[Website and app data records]
○ ○ ○ ○ ○

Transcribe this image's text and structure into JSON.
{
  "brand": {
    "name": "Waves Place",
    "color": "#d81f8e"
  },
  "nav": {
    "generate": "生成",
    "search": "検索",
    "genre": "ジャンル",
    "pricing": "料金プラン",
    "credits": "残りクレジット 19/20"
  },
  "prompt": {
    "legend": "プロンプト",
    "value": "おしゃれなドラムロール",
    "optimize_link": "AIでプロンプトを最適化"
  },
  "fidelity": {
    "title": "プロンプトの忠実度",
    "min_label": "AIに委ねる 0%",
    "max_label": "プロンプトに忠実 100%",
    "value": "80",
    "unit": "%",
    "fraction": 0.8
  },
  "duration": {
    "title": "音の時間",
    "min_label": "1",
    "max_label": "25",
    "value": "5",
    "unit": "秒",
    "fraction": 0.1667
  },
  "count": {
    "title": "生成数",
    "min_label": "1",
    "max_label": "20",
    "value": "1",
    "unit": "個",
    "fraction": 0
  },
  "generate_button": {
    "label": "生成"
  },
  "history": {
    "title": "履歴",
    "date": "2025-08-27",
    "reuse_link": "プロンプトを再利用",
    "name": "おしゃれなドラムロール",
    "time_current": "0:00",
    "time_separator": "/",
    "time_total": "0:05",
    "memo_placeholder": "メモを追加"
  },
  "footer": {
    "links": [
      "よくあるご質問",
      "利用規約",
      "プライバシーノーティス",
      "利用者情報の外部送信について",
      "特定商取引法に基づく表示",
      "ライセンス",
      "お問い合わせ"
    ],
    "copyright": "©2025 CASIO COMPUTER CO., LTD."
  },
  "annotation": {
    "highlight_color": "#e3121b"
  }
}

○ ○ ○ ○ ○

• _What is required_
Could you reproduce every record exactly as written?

• _Result of this exercise_
Transcribe this image's text and structure into JSON.
{
  "brand": {
    "name": "Waves Place",
    "color": "#d81f8e"
  },
  "nav": {
    "generate": "生成",
    "search": "検索",
    "genre": "ジャンル",
    "pricing": "料金プラン",
    "credits": "残りクレジット 19/20"
  },
  "prompt": {
    "legend": "プロンプト",
    "value": "おしゃれなドラムロール",
    "optimize_link": "AIでプロンプトを最適化"
  },
  "fidelity": {
    "title": "プロンプトの忠実度",
    "min_label": "AIに委ねる 0%",
    "max_label": "プロンプトに忠実 100%",
    "value": "80",
    "unit": "%",
    "fraction": 0.8
  },
  "duration": {
    "title": "音の時間",
    "min_label": "1",
    "max_label": "25",
    "value": "5",
    "unit": "秒",
    "fraction": 0.1667
  },
  "count": {
    "title": "生成数",
    "min_label": "1",
    "max_label": "20",
    "value": "1",
    "unit": "個",
    "fraction": 0
  },
  "generate_button": {
    "label": "生成"
  },
  "history": {
    "title": "履歴",
    "date": "2025-08-27",
    "reuse_link": "プロンプトを再利用",
    "name": "おしゃれなドラムロール",
    "time_current": "0:00",
    "time_separator": "/",
    "time_total": "0:05",
    "memo_placeholder": "メモを追加"
  },
  "footer": {
    "links": [
      "よくあるご質問",
      "利用規約",
      "プライバシーノーティス",
      "利用者情報の外部送信について",
      "特定商取引法に基づく表示",
      "ライセンス",
      "お問い合わせ"
    ],
    "copyright": "©2025 CASIO COMPUTER CO., LTD."
  },
  "annotation": {
    "highlight_color": "#e3121b"
  }
}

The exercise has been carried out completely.